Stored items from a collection
- Opening Delimiter -

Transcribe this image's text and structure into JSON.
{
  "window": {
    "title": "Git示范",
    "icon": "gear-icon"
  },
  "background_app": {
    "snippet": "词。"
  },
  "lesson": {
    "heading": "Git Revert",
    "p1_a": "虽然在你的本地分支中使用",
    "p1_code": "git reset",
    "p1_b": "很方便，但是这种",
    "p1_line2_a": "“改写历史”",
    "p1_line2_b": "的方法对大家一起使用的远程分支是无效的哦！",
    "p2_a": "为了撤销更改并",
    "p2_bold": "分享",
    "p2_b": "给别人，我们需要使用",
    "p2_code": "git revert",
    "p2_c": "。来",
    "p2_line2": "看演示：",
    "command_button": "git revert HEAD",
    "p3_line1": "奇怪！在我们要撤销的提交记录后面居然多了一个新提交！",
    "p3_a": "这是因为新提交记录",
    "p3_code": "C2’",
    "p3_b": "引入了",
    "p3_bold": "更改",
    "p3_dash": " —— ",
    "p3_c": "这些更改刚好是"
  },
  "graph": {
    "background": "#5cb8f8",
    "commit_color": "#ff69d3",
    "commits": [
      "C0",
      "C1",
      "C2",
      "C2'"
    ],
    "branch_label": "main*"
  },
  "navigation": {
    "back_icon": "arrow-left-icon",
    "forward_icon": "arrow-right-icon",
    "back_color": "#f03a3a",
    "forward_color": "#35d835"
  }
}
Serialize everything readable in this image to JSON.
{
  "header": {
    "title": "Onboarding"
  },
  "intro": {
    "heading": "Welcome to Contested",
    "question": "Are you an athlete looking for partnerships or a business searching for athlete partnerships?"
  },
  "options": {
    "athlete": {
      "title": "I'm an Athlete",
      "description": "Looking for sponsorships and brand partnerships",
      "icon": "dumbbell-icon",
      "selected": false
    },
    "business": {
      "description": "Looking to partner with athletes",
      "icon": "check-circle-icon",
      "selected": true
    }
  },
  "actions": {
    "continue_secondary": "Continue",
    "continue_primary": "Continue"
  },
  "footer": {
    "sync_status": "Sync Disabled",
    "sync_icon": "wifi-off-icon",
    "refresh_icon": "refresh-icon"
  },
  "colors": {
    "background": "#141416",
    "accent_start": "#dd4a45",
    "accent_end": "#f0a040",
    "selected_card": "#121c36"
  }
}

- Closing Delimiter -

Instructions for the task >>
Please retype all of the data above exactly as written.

Worked solution >>
Transcribe this image's text and structure into JSON.
{
  "window": {
    "title": "Git示范",
    "icon": "gear-icon"
  },
  "background_app": {
    "snippet": "词。"
  },
  "lesson": {
    "heading": "Git Revert",
    "p1_a": "虽然在你的本地分支中使用",
    "p1_code": "git reset",
    "p1_b": "很方便，但是这种",
    "p1_line2_a": "“改写历史”",
    "p1_line2_b": "的方法对大家一起使用的远程分支是无效的哦！",
    "p2_a": "为了撤销更改并",
    "p2_bold": "分享",
    "p2_b": "给别人，我们需要使用",
    "p2_code": "git revert",
    "p2_c": "。来",
    "p2_line2": "看演示：",
    "command_button": "git revert HEAD",
    "p3_line1": "奇怪！在我们要撤销的提交记录后面居然多了一个新提交！",
    "p3_a": "这是因为新提交记录",
    "p3_code": "C2’",
    "p3_b": "引入了",
    "p3_bold": "更改",
    "p3_dash": " —— ",
    "p3_c": "这些更改刚好是"
  },
  "graph": {
    "background": "#5cb8f8",
    "commit_color": "#ff69d3",
    "commits": [
      "C0",
      "C1",
      "C2",
      "C2'"
    ],
    "branch_label": "main*"
  },
  "navigation": {
    "back_icon": "arrow-left-icon",
    "forward_icon": "arrow-right-icon",
    "back_color": "#f03a3a",
    "forward_color": "#35d835"
  }
}
Serialize everything readable in this image to JSON.
{
  "header": {
    "title": "Onboarding"
  },
  "intro": {
    "heading": "Welcome to Contested",
    "question": "Are you an athlete looking for partnerships or a business searching for athlete partnerships?"
  },
  "options": {
    "athlete": {
      "title": "I'm an Athlete",
      "description": "Looking for sponsorships and brand partnerships",
      "icon": "dumbbell-icon",
      "selected": false
    },
    "business": {
      "description": "Looking to partner with athletes",
      "icon": "check-circle-icon",
      "selected": true
    }
  },
  "actions": {
    "continue_secondary": "Continue",
    "continue_primary": "Continue"
  },
  "footer": {
    "sync_status": "Sync Disabled",
    "sync_icon": "wifi-off-icon",
    "refresh_icon": "refresh-icon"
  },
  "colors": {
    "background": "#141416",
    "accent_start": "#dd4a45",
    "accent_end": "#f0a040",
    "selected_card": "#121c36"
  }
}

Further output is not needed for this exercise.